[[ Source material open ]]

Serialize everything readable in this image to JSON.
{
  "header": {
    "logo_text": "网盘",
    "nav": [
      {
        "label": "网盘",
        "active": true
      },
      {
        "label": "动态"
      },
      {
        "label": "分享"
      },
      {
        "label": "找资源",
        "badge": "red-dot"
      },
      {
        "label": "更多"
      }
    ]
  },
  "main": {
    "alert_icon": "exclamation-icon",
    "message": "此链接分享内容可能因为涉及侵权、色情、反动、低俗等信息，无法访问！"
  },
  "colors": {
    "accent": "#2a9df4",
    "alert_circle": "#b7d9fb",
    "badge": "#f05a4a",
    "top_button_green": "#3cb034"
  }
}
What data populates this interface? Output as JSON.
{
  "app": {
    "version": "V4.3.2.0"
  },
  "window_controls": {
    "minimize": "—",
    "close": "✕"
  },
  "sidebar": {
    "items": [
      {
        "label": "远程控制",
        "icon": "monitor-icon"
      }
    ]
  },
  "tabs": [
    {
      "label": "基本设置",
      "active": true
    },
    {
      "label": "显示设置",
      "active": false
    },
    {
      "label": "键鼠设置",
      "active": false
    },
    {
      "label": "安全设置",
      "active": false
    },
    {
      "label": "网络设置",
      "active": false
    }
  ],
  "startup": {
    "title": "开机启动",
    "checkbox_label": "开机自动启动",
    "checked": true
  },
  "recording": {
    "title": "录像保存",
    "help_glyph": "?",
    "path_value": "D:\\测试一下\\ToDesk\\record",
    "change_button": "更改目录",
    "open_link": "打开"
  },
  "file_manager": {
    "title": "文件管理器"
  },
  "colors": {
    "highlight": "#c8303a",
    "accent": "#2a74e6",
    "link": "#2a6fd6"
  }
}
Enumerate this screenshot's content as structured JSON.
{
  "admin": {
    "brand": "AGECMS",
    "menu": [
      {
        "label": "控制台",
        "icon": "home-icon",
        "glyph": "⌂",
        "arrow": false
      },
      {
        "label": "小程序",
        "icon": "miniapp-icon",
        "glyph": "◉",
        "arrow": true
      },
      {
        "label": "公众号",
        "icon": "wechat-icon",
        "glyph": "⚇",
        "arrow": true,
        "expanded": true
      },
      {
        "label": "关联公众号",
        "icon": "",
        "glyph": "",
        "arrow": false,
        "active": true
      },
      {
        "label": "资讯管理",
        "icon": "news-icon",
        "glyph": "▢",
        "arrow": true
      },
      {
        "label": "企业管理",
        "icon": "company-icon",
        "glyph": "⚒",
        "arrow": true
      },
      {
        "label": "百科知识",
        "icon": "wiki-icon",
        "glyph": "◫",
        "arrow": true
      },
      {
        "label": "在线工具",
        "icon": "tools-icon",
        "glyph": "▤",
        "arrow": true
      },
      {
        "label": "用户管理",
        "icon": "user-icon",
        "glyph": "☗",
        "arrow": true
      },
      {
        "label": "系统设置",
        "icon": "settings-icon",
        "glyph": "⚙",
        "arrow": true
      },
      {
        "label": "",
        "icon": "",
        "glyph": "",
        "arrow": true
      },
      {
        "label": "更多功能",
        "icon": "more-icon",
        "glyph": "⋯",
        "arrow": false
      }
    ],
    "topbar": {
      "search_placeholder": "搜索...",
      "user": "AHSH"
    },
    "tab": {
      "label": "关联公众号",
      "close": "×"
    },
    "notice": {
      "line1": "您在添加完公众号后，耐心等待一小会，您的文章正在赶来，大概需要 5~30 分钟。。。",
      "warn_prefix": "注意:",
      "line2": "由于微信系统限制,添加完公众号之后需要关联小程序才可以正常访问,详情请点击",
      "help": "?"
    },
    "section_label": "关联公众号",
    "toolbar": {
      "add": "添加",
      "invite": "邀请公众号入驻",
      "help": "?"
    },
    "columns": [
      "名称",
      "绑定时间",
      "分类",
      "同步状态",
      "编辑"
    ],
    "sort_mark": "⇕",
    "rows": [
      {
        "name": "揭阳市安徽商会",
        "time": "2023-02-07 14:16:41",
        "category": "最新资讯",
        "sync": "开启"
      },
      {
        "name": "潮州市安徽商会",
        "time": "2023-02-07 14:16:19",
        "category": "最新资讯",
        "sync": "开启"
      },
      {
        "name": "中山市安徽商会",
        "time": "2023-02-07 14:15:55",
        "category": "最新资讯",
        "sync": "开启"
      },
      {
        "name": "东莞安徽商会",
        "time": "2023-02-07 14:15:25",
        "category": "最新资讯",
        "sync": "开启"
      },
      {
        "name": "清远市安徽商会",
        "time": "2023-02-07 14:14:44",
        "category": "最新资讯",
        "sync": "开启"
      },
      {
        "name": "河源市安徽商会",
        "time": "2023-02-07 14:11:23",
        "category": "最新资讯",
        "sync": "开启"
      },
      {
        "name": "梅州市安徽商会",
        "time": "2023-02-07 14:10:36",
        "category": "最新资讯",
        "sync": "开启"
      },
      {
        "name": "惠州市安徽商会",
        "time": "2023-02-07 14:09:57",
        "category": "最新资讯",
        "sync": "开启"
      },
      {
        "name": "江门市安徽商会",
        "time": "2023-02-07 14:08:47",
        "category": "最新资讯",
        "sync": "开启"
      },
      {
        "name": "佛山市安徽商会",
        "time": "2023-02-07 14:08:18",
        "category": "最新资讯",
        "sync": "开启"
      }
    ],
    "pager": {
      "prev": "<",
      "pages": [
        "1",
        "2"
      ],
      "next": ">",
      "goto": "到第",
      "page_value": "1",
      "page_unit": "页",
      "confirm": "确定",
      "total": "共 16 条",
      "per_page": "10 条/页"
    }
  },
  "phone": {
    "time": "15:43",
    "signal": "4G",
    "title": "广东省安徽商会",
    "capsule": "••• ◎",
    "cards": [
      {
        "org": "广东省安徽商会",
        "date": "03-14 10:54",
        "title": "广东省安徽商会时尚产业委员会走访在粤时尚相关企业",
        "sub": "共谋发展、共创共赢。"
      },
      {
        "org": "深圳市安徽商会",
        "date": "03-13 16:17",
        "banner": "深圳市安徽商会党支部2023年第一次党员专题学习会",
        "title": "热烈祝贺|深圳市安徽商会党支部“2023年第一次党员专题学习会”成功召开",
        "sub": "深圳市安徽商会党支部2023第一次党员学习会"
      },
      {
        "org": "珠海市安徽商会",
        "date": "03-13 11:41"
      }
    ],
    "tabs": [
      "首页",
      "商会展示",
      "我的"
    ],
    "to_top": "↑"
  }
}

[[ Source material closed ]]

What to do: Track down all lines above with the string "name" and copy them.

Response to this exercise:
        "name": "揭阳市安徽商会",
        "name": "潮州市安徽商会",
        "name": "中山市安徽商会",
        "name": "东莞安徽商会",
        "name": "清远市安徽商会",
        "name": "河源市安徽商会",
        "name": "梅州市安徽商会",
        "name": "惠州市安徽商会",
        "name": "江门市安徽商会",
        "name": "佛山市安徽商会",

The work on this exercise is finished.